Daphnes are found here and there in small localities all across the northern Mediterranean countries. Here in Occidental we have found Daphne cneorum and some cultivars, and Daphne collina perfectly faithful plants in full sun and given little water. Sometimes one will die from no discernible cause, but, if there are two or more plants in the garden, there is no great cause for concern. As Farrer once noted, you can cosset a daphne and give it every ideal condition only to find it will not grow for you, and then discover that your neighbor has simply planted one out in ordinary soil among his bedding plants, and it is thriving.
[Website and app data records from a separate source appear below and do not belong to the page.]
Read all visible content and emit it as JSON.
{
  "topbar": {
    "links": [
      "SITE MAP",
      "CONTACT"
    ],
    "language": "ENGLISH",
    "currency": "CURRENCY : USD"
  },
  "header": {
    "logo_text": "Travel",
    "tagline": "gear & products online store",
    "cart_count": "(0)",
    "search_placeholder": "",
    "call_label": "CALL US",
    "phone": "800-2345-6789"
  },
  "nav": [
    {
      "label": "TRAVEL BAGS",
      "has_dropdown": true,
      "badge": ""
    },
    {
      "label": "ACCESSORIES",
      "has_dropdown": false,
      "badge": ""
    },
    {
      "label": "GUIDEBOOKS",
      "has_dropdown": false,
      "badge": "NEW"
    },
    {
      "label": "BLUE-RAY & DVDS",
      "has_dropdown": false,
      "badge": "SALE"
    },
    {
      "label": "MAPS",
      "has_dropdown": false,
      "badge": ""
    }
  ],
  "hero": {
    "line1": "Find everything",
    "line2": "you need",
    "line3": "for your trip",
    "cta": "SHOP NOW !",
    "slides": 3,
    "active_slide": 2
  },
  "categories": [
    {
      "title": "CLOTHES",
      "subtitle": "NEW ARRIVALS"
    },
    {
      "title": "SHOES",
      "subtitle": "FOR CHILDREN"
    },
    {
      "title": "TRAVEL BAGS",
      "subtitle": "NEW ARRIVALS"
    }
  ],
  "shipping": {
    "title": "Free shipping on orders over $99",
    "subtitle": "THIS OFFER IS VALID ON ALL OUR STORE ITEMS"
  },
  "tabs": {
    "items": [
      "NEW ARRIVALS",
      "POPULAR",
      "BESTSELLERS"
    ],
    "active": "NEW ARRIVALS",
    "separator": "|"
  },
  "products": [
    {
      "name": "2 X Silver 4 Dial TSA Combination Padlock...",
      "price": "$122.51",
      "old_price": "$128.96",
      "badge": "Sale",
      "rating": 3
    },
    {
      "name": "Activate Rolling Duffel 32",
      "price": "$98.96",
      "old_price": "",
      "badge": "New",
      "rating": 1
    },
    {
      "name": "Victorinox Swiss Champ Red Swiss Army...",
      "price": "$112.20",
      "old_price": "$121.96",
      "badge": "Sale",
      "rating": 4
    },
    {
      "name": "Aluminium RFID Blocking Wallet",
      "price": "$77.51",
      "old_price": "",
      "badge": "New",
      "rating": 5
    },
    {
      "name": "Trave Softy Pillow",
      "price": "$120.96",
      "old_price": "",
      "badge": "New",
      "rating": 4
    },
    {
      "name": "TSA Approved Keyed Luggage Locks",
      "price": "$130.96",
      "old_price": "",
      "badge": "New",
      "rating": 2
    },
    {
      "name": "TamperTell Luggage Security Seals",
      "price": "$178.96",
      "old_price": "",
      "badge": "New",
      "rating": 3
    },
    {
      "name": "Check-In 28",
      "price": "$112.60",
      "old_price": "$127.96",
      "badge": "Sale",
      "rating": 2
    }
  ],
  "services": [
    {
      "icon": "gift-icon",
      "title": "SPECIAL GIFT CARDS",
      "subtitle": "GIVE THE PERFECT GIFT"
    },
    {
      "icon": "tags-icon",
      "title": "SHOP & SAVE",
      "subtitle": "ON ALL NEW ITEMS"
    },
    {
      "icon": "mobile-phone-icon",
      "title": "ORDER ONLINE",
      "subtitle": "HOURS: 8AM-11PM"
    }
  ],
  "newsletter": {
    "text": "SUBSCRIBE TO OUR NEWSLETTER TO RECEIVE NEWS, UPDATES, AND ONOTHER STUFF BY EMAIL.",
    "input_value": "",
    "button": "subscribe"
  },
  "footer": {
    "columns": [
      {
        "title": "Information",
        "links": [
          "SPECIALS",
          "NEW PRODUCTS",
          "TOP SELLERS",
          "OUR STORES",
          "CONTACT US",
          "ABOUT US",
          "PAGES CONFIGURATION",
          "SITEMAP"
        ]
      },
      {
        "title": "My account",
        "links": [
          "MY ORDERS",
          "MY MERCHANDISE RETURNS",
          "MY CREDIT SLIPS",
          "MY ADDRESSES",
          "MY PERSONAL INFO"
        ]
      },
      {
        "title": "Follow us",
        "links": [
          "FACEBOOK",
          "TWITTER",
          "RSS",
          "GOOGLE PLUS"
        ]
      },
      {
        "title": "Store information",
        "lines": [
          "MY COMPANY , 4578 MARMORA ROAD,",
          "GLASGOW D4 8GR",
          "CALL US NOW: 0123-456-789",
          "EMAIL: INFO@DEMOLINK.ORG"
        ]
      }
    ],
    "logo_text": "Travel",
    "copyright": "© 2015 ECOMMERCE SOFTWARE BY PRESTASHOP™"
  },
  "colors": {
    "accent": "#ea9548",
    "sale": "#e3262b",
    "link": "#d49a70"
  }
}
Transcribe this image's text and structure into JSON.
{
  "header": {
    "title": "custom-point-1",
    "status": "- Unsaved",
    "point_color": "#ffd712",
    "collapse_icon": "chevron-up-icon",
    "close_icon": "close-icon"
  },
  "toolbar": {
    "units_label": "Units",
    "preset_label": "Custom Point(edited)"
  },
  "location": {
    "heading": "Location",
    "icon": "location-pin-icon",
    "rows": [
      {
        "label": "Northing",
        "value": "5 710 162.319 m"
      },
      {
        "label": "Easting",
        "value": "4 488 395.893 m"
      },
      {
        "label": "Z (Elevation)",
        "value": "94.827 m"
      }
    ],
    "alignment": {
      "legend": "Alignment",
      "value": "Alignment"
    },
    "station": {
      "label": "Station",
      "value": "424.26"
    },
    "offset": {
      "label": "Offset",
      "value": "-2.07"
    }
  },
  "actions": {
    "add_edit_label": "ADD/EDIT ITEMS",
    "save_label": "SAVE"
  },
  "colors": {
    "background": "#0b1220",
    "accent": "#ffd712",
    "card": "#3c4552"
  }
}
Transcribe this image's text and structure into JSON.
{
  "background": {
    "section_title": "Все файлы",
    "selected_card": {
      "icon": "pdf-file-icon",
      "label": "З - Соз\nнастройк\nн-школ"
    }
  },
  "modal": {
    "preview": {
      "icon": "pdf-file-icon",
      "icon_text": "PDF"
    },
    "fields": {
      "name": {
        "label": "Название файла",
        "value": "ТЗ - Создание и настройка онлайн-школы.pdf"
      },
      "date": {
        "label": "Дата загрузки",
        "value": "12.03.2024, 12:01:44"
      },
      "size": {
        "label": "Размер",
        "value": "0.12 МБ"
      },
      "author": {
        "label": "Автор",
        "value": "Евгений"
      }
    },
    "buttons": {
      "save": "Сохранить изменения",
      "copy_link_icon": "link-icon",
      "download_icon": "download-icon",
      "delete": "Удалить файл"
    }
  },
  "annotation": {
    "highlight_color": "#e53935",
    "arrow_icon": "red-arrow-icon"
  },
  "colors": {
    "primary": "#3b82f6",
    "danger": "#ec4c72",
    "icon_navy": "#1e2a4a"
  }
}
Therefore, there seems no reason not to plant one or two of these loveliest of low shrubs along our path. For its fragrance alone it is worth a place. It is perhaps worth noting that, on the island of Euboea, I saw a wide low shrub, a mass of interlaced branches that I now know to have been Daphne jasminea, one of the most beautiful of all daphnes. There it was, thriving in a twenty-five-inch rainfall area with very long hot dry summers. Perhaps one day we shall succeed in acquiring and growing a plant of it.
Dianthus are not only excellent flowering plants for our purpose, but they also provide low mats of blue or silvery foliage the year around. The best of these I have found to be Dianthus gratianopolitanus (D. caesius) and D. plumarius and their hybrids with their very blue foliage and large deep pink flowers smelling of cloves. Unfortunately, neither is strictly Mediterranean; the center of the best dianthus seems to be Central Europe and the Balkans (and, of course, the higher mountains). Those I saw in the Mediterranean hills were tall, rangy plants, only one of which, Dianthus fruticosus, shrubby, with a picturesque gnarled trunk, seemed worth introducing.
Dorycnium hirsutum is a charming very white and very woolly spreading pea shrub which mounds up to a height of about eight inches and will, in time, grow a yard across. White flowers flushed with pink appear here and there in this soft mass of foliage over a long period.
Erinacea pungens is perhaps the best of a number of very spiny low hedgehogs that have survived the ravages of goats and drought on hot rocky hillsides (the others include Poterium spinosum and Genista horrida). The spines of Erinacea (it is a monotypic genus) are dense and a shining silvery green. The flowers are large, violet blue, and papillionaceous, but their most attractive feature is the large, fluffy and silvery calyces among which they are set. The plant is slow growing but a number of them placed in a clump will hasten the time when they can be enjoyed.